TASK DIRECTIONS: Exact repetition of the data is the whole task.
################
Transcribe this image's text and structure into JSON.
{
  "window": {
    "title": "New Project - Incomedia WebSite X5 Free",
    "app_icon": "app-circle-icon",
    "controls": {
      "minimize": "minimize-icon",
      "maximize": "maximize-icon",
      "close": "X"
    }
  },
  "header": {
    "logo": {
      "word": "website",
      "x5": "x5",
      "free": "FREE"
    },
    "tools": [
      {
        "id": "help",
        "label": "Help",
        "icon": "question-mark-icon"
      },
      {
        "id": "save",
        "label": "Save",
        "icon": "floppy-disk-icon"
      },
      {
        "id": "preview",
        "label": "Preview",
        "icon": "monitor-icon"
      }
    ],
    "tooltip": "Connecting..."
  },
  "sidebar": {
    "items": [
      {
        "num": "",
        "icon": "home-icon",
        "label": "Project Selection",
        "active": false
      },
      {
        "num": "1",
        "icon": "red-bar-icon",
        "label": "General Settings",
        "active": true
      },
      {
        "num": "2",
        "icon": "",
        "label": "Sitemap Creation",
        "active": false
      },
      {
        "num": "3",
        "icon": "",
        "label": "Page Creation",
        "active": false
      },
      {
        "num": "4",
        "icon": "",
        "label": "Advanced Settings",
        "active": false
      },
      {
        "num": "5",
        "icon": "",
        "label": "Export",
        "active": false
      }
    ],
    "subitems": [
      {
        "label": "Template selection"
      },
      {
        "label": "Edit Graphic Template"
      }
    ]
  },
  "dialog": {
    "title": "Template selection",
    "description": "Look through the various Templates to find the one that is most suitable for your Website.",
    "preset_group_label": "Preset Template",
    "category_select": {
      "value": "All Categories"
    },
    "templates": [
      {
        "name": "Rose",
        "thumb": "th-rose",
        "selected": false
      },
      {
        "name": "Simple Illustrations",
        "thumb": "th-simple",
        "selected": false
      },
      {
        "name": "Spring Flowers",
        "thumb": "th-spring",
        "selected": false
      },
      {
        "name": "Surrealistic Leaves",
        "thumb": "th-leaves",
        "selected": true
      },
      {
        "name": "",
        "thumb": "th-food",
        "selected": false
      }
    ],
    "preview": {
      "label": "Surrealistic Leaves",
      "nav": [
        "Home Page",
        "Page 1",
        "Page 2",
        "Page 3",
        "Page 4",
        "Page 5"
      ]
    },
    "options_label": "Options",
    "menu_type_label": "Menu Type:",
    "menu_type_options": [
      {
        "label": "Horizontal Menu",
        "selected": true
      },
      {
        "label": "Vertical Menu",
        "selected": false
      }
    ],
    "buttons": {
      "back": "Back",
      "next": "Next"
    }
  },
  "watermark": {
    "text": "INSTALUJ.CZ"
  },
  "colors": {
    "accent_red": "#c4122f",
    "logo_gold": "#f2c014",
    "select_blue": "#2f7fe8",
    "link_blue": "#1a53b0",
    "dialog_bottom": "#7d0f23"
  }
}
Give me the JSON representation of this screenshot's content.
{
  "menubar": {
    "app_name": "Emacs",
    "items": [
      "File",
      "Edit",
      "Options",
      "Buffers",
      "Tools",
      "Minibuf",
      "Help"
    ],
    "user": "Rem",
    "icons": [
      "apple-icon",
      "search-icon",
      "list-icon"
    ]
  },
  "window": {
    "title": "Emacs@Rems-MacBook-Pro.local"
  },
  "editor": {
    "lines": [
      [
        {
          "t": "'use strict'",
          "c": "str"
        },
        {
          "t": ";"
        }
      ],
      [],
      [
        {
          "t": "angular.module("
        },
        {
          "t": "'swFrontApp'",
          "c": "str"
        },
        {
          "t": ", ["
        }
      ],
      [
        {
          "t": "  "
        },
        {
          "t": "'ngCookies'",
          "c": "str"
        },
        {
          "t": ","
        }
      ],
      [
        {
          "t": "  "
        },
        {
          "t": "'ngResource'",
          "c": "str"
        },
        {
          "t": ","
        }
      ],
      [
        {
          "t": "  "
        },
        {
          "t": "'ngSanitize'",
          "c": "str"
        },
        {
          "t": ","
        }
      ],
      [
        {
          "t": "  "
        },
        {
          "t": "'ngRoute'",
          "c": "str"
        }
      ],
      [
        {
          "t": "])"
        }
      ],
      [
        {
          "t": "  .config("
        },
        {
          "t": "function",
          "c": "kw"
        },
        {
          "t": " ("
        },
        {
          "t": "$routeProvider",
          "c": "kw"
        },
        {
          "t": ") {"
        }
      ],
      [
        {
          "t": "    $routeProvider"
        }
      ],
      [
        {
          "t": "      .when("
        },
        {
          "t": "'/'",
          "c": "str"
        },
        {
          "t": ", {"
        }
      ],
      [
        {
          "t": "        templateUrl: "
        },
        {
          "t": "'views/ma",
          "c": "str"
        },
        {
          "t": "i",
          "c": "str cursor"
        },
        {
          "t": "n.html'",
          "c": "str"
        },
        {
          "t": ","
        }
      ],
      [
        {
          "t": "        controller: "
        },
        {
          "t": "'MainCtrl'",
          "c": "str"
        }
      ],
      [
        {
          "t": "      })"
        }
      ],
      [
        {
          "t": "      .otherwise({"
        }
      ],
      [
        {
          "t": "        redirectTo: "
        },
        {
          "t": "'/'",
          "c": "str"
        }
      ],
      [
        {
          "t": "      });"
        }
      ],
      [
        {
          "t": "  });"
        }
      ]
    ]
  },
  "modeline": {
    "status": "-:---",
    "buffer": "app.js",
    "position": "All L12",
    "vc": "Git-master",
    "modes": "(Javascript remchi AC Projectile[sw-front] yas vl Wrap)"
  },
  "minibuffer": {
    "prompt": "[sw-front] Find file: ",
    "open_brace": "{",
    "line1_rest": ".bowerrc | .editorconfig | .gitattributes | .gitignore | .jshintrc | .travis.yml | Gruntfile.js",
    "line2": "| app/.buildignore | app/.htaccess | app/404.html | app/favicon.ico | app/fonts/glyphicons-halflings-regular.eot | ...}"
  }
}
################
REPLY:
Transcribe this image's text and structure into JSON.
{
  "window": {
    "title": "New Project - Incomedia WebSite X5 Free",
    "app_icon": "app-circle-icon",
    "controls": {
      "minimize": "minimize-icon",
      "maximize": "maximize-icon",
      "close": "X"
    }
  },
  "header": {
    "logo": {
      "word": "website",
      "x5": "x5",
      "free": "FREE"
    },
    "tools": [
      {
        "id": "help",
        "label": "Help",
        "icon": "question-mark-icon"
      },
      {
        "id": "save",
        "label": "Save",
        "icon": "floppy-disk-icon"
      },
      {
        "id": "preview",
        "label": "Preview",
        "icon": "monitor-icon"
      }
    ],
    "tooltip": "Connecting..."
  },
  "sidebar": {
    "items": [
      {
        "num": "",
        "icon": "home-icon",
        "label": "Project Selection",
        "active": false
      },
      {
        "num": "1",
        "icon": "red-bar-icon",
        "label": "General Settings",
        "active": true
      },
      {
        "num": "2",
        "icon": "",
        "label": "Sitemap Creation",
        "active": false
      },
      {
        "num": "3",
        "icon": "",
        "label": "Page Creation",
        "active": false
      },
      {
        "num": "4",
        "icon": "",
        "label": "Advanced Settings",
        "active": false
      },
      {
        "num": "5",
        "icon": "",
        "label": "Export",
        "active": false
      }
    ],
    "subitems": [
      {
        "label": "Template selection"
      },
      {
        "label": "Edit Graphic Template"
      }
    ]
  },
  "dialog": {
    "title": "Template selection",
    "description": "Look through the various Templates to find the one that is most suitable for your Website.",
    "preset_group_label": "Preset Template",
    "category_select": {
      "value": "All Categories"
    },
    "templates": [
      {
        "name": "Rose",
        "thumb": "th-rose",
        "selected": false
      },
      {
        "name": "Simple Illustrations",
        "thumb": "th-simple",
        "selected": false
      },
      {
        "name": "Spring Flowers",
        "thumb": "th-spring",
        "selected": false
      },
      {
        "name": "Surrealistic Leaves",
        "thumb": "th-leaves",
        "selected": true
      },
      {
        "name": "",
        "thumb": "th-food",
        "selected": false
      }
    ],
    "preview": {
      "label": "Surrealistic Leaves",
      "nav": [
        "Home Page",
        "Page 1",
        "Page 2",
        "Page 3",
        "Page 4",
        "Page 5"
      ]
    },
    "options_label": "Options",
    "menu_type_label": "Menu Type:",
    "menu_type_options": [
      {
        "label": "Horizontal Menu",
        "selected": true
      },
      {
        "label": "Vertical Menu",
        "selected": false
      }
    ],
    "buttons": {
      "back": "Back",
      "next": "Next"
    }
  },
  "watermark": {
    "text": "INSTALUJ.CZ"
  },
  "colors": {
    "accent_red": "#c4122f",
    "logo_gold": "#f2c014",
    "select_blue": "#2f7fe8",
    "link_blue": "#1a53b0",
    "dialog_bottom": "#7d0f23"
  }
}
Give me the JSON representation of this screenshot's content.
{
  "menubar": {
    "app_name": "Emacs",
    "items": [
      "File",
      "Edit",
      "Options",
      "Buffers",
      "Tools",
      "Minibuf",
      "Help"
    ],
    "user": "Rem",
    "icons": [
      "apple-icon",
      "search-icon",
      "list-icon"
    ]
  },
  "window": {
    "title": "Emacs@Rems-MacBook-Pro.local"
  },
  "editor": {
    "lines": [
      [
        {
          "t": "'use strict'",
          "c": "str"
        },
        {
          "t": ";"
        }
      ],
      [],
      [
        {
          "t": "angular.module("
        },
        {
          "t": "'swFrontApp'",
          "c": "str"
        },
        {
          "t": ", ["
        }
      ],
      [
        {
          "t": "  "
        },
        {
          "t": "'ngCookies'",
          "c": "str"
        },
        {
          "t": ","
        }
      ],
      [
        {
          "t": "  "
        },
        {
          "t": "'ngResource'",
          "c": "str"
        },
        {
          "t": ","
        }
      ],
      [
        {
          "t": "  "
        },
        {
          "t": "'ngSanitize'",
          "c": "str"
        },
        {
          "t": ","
        }
      ],
      [
        {
          "t": "  "
        },
        {
          "t": "'ngRoute'",
          "c": "str"
        }
      ],
      [
        {
          "t": "])"
        }
      ],
      [
        {
          "t": "  .config("
        },
        {
          "t": "function",
          "c": "kw"
        },
        {
          "t": " ("
        },
        {
          "t": "$routeProvider",
          "c": "kw"
        },
        {
          "t": ") {"
        }
      ],
      [
        {
          "t": "    $routeProvider"
        }
      ],
      [
        {
          "t": "      .when("
        },
        {
          "t": "'/'",
          "c": "str"
        },
        {
          "t": ", {"
        }
      ],
      [
        {
          "t": "        templateUrl: "
        },
        {
          "t": "'views/ma",
          "c": "str"
        },
        {
          "t": "i",
          "c": "str cursor"
        },
        {
          "t": "n.html'",
          "c": "str"
        },
        {
          "t": ","
        }
      ],
      [
        {
          "t": "        controller: "
        },
        {
          "t": "'MainCtrl'",
          "c": "str"
        }
      ],
      [
        {
          "t": "      })"
        }
      ],
      [
        {
          "t": "      .otherwise({"
        }
      ],
      [
        {
          "t": "        redirectTo: "
        },
        {
          "t": "'/'",
          "c": "str"
        }
      ],
      [
        {
          "t": "      });"
        }
      ],
      [
        {
          "t": "  });"
        }
      ]
    ]
  },
  "modeline": {
    "status": "-:---",
    "buffer": "app.js",
    "position": "All L12",
    "vc": "Git-master",
    "modes": "(Javascript remchi AC Projectile[sw-front] yas vl Wrap)"
  },
  "minibuffer": {
    "prompt": "[sw-front] Find file: ",
    "open_brace": "{",
    "line1_rest": ".bowerrc | .editorconfig | .gitattributes | .gitignore | .jshintrc | .travis.yml | Gruntfile.js",
    "line2": "| app/.buildignore | app/.htaccess | app/404.html | app/favicon.ico | app/fonts/glyphicons-halflings-regular.eot | ...}"
  }
}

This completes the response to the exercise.